Emergency Medicine: Open Access

Emergency Medicine: Open Access
Open Access

ISSN: 2165-7548


Neurocirculatory Manifestations of Thiamine Deficiency

Naidoo DP

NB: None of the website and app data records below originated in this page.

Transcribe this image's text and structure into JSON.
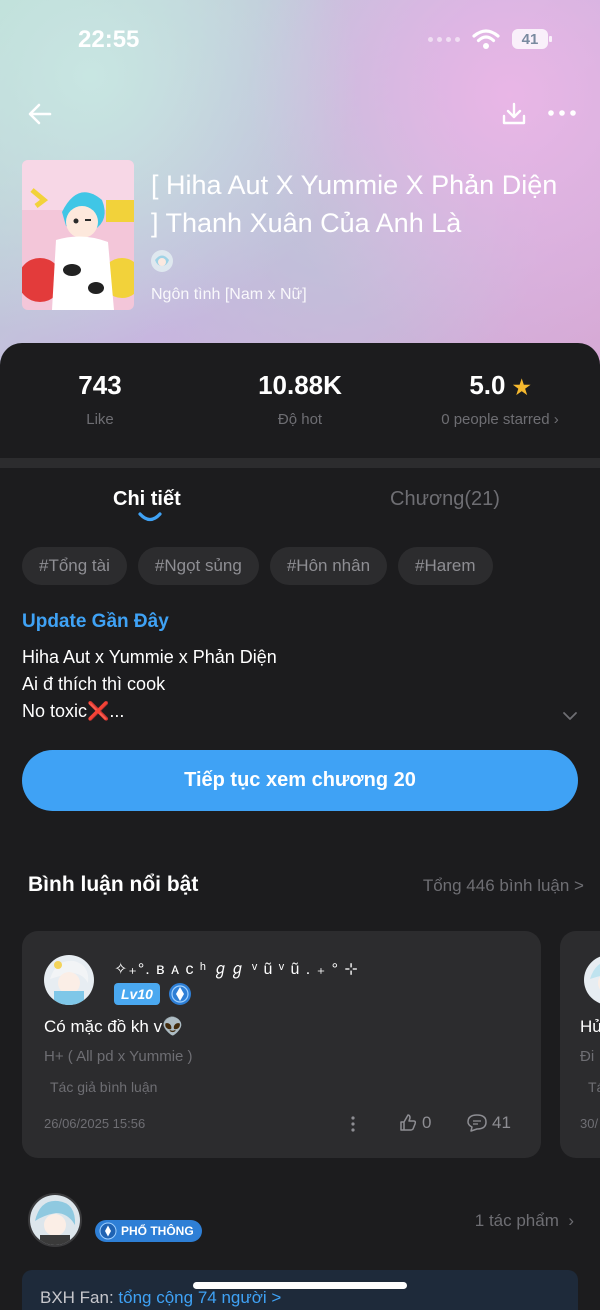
{
  "status_bar": {
    "time": "22:55",
    "battery": "41"
  },
  "colors": {
    "accent": "#3fa2f5",
    "background": "#1c1c1e",
    "card": "#2c2c2e",
    "star": "#f5b82e"
  },
  "header": {
    "title": "[ Hiha Aut X Yummie X Phản Diện ] Thanh Xuân Của Anh Là",
    "genre": "Ngôn tình [Nam x Nữ]",
    "icons": [
      "back-arrow-icon",
      "download-icon",
      "more-icon"
    ]
  },
  "stats": [
    {
      "value": "743",
      "label": "Like"
    },
    {
      "value": "10.88K",
      "label": "Độ hot"
    },
    {
      "value": "5.0",
      "label": "0 people starred"
    }
  ],
  "tabs": [
    {
      "label": "Chi tiết",
      "active": true
    },
    {
      "label": "Chương(21)",
      "active": false
    }
  ],
  "tags": [
    "#Tổng tài",
    "#Ngọt sủng",
    "#Hôn nhân",
    "#Harem"
  ],
  "update": {
    "heading": "Update Gần Đây",
    "line1": "Hiha Aut x Yummie x Phản Diện",
    "line2": "Ai đ thích thì cook",
    "line3": "No toxic❌..."
  },
  "continue_button": "Tiếp tục xem chương 20",
  "comments": {
    "heading": "Bình luận nổi bật",
    "total": "Tổng 446 bình luận >",
    "items": [
      {
        "name": "✧₊°. ʙ ᴀ ᴄ ʰ ℊℊ ᵛ ũ  ᵛ ũ . ₊ ° ⊹",
        "level": "Lv10",
        "text": "Có mặc đồ kh v👽",
        "chapter": "H+ ( All pd x Yummie )",
        "author_tag": "Tác giả bình luận",
        "date": "26/06/2025 15:56",
        "likes": "0",
        "replies": "41"
      }
    ],
    "peek": {
      "line1": "Hủ",
      "line2": "Đi",
      "line3": "Tá",
      "line4": "30/"
    }
  },
  "author": {
    "rank": "PHỔ THÔNG",
    "works": "1 tác phẩm"
  },
  "fan_ranking": {
    "label": "BXH Fan: ",
    "link": "tổng cộng 74 người >"
  }
}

The diagnosis of thiamine deficiency is essentially made on clinical grounds and may present with neurological deficit such as peripheral neuropathy and Wernicke’s encephalopathy, or with high output heart failure (wet beriberi). This study was done to determine the frequency with which both the neurological and cardiovascular manifestations coexist in states of thiamine deficiency. The hospital records of 186 patients admitted on 200 occasions with a diagnosis of thiamine deficiency due to beriberi or Wernickes encephalopathy were reviewed during the 7-year period (1994-2000). Cases were only included in the analysis if mental changes and neurological deficit (opthalmoplegia, ataxia, nystagmus) resolved rapidly after treatment with thiamine. Similar to the neurological recovery with thiamine, a rapid response in the cardiovascular state and in the metabolic acidosis to treatment with parenteral thiamine was taken as confirmatory evidence of thiamine deficiency. In all but 11 patients, complete recovery ensued within 1-3 days of treatment with parenteral thiamine. The 175 patients who responded dramatically to thiamine (67 Wernicke’s encephalopathy and 108 cardiac beriberi) form the subject of this review. In total, 43/175 (25%) patients exhibited combined neurologic and circulatory manifestations of thiamine deficiency. Eighteen patients presented with overt coexisting neurocardiac manifestations, twelve of whom had acute pernicious beriberi with circulatory shock, metabolic acidosis and accompanying neurological deficit. There was one death due to circulatory shock and metabolic acidosis in patient who arrived in extremis with an unrecordable blood pressure at the emergency room. Cardiovascular/circulatory manifestations in patients presenting with acute neurological deficit are not infrequent and should raise suspicion of thiamine deficiency. Likewise patients with advanced thiamine deficiency states presenting with shock and metabolic acidosis not infrequently have coexistent signs of WE. Empiric therapy with thiamine in advanced stages of thiamine deficiency is life-saving and a rapid therapeutic response is confirmatory of the diagnosis.